The problem:
A line belongs in the answer if it contains "JSON"; copy every such line from the entries below.

[Source data]

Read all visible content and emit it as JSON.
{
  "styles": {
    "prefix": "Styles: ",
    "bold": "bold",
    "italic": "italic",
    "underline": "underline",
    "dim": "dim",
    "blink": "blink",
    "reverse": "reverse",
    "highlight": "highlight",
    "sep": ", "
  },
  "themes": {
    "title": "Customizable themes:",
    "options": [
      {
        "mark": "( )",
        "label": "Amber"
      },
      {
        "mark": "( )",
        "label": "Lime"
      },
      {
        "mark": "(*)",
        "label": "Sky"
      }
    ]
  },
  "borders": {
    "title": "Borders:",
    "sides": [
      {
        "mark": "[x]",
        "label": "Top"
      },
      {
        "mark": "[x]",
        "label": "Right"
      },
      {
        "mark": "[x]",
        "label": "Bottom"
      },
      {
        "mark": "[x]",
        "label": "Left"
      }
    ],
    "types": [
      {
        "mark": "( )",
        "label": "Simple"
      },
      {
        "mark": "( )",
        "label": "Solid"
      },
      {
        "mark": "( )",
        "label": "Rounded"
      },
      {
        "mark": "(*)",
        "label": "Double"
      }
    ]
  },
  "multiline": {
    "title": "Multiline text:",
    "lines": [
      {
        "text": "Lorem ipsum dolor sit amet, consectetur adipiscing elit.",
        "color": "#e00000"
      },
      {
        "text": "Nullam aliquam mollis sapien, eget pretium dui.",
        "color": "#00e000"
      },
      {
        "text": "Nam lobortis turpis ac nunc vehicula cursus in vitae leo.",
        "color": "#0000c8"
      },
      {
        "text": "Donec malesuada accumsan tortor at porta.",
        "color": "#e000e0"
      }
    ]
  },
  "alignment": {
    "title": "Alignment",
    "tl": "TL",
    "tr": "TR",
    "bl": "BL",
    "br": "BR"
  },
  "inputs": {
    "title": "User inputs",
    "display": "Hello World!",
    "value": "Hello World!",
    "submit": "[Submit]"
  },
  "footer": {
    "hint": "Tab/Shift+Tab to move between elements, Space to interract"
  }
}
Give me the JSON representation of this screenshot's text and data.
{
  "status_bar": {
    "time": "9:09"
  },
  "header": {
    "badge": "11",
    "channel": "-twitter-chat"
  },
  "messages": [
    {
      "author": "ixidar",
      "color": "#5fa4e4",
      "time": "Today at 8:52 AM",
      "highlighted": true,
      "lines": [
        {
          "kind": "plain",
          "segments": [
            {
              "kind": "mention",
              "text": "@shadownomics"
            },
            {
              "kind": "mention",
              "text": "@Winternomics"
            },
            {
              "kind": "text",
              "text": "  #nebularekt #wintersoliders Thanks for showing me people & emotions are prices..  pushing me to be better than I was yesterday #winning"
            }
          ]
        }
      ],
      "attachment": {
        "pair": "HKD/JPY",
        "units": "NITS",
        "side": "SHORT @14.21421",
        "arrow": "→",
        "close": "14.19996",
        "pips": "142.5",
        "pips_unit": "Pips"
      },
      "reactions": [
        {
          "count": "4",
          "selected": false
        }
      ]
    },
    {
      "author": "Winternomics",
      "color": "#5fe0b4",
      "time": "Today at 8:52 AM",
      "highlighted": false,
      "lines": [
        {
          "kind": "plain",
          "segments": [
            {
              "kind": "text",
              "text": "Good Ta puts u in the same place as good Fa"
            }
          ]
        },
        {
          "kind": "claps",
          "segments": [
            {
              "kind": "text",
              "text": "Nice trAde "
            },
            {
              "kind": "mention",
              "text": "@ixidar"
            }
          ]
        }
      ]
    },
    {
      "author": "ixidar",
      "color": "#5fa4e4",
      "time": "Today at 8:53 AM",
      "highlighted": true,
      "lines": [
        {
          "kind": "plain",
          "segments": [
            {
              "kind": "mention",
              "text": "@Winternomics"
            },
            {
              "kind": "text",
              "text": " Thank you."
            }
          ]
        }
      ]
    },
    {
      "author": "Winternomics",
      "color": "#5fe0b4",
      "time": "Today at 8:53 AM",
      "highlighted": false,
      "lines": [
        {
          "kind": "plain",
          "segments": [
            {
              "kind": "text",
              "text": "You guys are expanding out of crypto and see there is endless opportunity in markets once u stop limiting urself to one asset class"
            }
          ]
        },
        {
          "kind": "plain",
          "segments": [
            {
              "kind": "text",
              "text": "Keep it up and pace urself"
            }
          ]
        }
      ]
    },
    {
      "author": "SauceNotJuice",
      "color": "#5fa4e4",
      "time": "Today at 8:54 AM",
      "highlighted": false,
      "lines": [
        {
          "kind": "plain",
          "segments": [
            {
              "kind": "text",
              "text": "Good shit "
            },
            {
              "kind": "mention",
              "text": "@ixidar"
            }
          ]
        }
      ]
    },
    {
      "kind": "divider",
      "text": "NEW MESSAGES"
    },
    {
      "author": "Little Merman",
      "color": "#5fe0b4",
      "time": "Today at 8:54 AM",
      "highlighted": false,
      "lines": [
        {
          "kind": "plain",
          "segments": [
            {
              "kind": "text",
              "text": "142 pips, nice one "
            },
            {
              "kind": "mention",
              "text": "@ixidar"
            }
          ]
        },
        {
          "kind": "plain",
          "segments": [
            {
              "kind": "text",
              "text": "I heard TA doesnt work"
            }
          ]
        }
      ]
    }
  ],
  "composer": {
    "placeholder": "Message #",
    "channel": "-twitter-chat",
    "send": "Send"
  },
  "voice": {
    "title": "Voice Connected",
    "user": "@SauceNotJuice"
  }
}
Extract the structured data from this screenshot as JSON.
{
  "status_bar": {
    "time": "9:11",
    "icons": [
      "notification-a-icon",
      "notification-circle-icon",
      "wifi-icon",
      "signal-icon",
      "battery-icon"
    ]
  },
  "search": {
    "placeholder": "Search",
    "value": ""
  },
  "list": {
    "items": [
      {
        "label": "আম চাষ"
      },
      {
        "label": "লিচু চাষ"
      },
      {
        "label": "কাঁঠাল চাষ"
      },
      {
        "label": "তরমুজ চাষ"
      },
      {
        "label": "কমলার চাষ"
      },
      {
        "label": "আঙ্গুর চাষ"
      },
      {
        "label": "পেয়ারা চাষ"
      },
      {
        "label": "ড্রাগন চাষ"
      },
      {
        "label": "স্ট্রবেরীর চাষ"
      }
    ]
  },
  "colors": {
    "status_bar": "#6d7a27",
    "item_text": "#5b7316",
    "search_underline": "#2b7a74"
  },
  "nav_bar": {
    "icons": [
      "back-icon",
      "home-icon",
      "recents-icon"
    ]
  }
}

Exercise output:
Read all visible content and emit it as JSON.
Give me the JSON representation of this screenshot's text and data.
Extract the structured data from this screenshot as JSON.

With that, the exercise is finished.